Capitalism is a great theory and when it works as it was intended to do, it helps this country operate in a positive business manner. However, the Gates idea of education and setting certain companies in line to deliver the services is crony capitalism:
A description of capitalist society as being based on the close relationships between businessmen and the state. Instead of success being determined by a free market and the rule of law, the success of a business is dependent on the favoritism that is shown to it by the ruling government in the form of tax breaks, government grants and other incentives.
Ohanian goes on to describe the web of players in this crony capitalism venture. It's stunning and here are just a few of the organizations:
The National PTA received $1 millon grant to mobilize parents for the Common Core Standards in four states. -- Dec. 2, 2009 The May 18, 2011 Education Week (which gets its own Gates funding, as in $2,534,757 in 2005, another $100,000 in 2005, and $1,997,280 in 2009.) ran a ¾ page ad from ASCD. It was presented in the form on an opinion piece by Executive Director Gene R. Carter offering strong support of the Common Core. The ad doesn’t mention that The Bill & Melinda Gates Foundation awarded $3 million to ASCD> "to support that group's efforts to help education leaders and educators themselves understand the standards and implement them." -- The Journal, April 5, 2011
You might just want to rethink if your local PTA really needs funds for pet projects when the national organization is pushing "reform" which takes parental and taxpayer control away and lines up with crony capitalists. The American Federation of Teachers (AFT) and National Education Association Foundation (NEA) have also received substantial amounts to support Gates' agenda, which has evolved into the Department of Education's agenda. She has many more organizations and think tanks listed funded by the Gates Foundation.
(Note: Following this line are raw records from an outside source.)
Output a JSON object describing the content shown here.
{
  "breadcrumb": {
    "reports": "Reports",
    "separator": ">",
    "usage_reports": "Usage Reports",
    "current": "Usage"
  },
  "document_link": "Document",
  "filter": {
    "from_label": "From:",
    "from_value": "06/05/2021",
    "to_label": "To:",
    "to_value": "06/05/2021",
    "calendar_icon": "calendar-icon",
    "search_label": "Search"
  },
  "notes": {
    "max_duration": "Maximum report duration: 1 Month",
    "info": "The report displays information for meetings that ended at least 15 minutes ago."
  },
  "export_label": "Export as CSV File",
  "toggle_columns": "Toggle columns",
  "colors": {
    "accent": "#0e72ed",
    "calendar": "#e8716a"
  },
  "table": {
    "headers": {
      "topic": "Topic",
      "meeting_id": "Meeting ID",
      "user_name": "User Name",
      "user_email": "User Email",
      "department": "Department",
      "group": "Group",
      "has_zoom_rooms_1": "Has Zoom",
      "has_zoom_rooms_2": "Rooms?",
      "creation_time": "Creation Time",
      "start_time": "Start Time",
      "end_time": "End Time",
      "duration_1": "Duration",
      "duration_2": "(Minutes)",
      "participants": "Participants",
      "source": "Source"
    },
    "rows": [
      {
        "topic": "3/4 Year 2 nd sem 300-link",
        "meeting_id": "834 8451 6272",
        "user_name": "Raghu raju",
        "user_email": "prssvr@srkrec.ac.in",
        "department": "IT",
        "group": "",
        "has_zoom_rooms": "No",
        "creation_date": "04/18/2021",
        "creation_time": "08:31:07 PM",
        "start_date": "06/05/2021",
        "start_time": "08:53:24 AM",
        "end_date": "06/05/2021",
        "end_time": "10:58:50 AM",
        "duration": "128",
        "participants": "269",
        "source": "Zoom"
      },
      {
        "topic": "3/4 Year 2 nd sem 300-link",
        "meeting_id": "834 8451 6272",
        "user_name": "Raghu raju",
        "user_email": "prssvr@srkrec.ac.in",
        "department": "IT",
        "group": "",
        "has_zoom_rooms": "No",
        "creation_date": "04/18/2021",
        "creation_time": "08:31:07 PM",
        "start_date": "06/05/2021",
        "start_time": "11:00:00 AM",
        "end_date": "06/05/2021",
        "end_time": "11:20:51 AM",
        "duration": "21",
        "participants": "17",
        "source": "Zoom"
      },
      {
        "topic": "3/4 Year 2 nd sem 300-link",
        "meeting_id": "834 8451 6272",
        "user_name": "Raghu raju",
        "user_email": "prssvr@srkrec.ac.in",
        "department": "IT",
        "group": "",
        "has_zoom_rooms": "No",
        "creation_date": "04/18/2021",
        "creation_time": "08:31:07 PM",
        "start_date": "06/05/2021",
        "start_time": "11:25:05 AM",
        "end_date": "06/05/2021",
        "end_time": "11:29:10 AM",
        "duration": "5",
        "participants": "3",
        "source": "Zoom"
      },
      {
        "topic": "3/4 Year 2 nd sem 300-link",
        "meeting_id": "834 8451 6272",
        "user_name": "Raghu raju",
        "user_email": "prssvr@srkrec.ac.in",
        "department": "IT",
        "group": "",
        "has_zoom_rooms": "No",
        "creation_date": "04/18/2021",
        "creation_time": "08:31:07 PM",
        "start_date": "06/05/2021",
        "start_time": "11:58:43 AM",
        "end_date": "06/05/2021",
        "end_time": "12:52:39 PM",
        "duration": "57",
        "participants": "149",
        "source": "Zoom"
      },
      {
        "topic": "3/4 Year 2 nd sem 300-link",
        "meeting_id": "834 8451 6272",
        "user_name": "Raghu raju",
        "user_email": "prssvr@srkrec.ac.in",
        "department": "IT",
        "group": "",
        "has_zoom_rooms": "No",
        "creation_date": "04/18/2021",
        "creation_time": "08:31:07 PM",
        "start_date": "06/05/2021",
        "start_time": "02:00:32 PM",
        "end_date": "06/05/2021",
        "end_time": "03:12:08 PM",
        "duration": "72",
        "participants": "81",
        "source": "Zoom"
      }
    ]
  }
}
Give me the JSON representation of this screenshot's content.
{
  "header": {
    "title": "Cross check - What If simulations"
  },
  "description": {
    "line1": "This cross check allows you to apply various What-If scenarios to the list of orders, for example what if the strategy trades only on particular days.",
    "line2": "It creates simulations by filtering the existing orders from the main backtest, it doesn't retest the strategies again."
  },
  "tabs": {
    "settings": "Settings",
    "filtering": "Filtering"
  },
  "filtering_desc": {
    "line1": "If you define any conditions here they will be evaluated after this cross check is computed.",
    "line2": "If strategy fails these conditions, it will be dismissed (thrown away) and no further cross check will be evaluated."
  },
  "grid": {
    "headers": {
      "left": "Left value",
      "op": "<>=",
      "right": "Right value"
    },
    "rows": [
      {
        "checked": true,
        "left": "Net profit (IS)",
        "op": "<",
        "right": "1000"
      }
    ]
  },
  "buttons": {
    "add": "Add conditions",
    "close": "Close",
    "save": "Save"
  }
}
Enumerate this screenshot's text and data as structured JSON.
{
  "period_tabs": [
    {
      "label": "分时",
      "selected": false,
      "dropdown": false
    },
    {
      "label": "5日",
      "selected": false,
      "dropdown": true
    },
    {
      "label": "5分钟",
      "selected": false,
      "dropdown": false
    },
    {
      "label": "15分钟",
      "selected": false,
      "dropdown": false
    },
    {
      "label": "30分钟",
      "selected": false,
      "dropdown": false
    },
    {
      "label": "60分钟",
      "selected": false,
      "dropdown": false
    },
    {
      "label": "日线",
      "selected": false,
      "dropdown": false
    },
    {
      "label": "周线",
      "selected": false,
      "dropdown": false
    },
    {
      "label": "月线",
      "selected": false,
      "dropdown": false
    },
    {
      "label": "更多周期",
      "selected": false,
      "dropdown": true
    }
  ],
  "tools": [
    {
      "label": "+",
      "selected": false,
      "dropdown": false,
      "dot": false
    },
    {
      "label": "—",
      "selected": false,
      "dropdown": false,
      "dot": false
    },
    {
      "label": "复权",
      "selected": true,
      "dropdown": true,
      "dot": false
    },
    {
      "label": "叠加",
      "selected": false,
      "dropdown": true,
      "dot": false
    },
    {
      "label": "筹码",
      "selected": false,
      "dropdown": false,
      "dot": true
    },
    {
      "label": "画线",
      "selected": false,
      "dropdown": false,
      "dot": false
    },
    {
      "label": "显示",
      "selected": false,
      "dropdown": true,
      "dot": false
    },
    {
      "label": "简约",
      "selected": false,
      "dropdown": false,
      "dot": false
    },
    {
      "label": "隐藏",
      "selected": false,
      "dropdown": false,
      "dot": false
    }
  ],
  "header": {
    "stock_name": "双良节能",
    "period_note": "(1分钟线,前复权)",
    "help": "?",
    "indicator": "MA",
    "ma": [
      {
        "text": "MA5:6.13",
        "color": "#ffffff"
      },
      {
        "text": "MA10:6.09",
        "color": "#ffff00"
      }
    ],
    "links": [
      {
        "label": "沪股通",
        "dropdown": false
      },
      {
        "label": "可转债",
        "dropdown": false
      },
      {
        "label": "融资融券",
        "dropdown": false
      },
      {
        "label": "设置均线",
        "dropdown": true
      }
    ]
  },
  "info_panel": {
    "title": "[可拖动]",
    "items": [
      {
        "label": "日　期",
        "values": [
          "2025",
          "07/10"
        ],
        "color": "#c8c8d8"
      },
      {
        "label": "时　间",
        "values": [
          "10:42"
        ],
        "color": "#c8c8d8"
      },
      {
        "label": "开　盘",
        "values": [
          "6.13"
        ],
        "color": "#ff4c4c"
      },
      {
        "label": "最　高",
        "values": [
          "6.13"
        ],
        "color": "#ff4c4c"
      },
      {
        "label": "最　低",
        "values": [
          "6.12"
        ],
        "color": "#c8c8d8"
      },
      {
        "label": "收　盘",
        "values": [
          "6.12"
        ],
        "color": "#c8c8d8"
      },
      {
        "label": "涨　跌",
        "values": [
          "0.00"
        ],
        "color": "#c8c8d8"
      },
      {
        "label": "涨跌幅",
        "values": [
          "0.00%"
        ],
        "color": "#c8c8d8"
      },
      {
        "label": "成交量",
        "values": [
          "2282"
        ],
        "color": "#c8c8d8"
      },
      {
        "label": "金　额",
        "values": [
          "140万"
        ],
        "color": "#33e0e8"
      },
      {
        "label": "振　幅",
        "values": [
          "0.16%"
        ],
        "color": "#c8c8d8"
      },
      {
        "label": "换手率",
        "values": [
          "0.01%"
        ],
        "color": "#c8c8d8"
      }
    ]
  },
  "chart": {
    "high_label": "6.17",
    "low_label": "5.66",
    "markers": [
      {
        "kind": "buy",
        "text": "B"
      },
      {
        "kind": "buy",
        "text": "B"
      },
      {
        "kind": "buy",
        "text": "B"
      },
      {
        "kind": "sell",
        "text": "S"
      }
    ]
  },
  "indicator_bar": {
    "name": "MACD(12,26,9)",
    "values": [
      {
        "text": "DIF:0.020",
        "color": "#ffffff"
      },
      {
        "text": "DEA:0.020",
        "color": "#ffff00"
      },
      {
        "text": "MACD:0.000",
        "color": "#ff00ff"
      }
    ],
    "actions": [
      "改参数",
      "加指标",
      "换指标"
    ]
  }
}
When did it become appropriate for billionaires to set educational policy? Has it been occurring in incremental steps and this is the last grasp of control? There is a theory why this "concern" about the "educational crisis" is being addressed by the billionaire community. When the dotcom bubble burst, the next area to make money was in...education. It probably has less to do with a desire to "help the children" as it is to "make money". In fact, Scott Joftus, closely aligned with Bill Gates and his foundation since the early years of 2000, had this to say about education in an article aptly titled "Is the Stimulus Really "No Consultant Left Behind" "?:
That metaphor is an apt one for the market as well. In the fall of 2009, Mr. Joftus was contacted by a former contractor who was working for Global Partnership Schools, a new school turnaround venture funded by GEMS Education, a Dubai-based company founded by entrepreneur Sunny Varkey. The caller was hoping to obtain copies of Mr. Joftus’ contract for school improvement services in Kansas.
“You know we’re in a new era when school turnaround firms in the U.S. are being funded out of the Middle East,” Joftus said. “To me, that says there’s money to be made. I call this period the Wild West in education.”
"There's money to be made...and school turnaround firms in the US are being funded out of the Middle East...there's money to be made". Does anyone still believe this is all for the children?
Bill Gates is eating the Constitution and buying the players to implement the change HE wants for HIS ends. He and his cronies will become quite wealthy and powerful. The taxpayers, students and parents...schools, administrators, teachers....well, they'll be operating under one man's vision. And the irony is our tax dollars are funding a plan in which we had no voice and works against individualism and true education. This is not how a republic is to operate, is it? And why is our government complicit in this plan?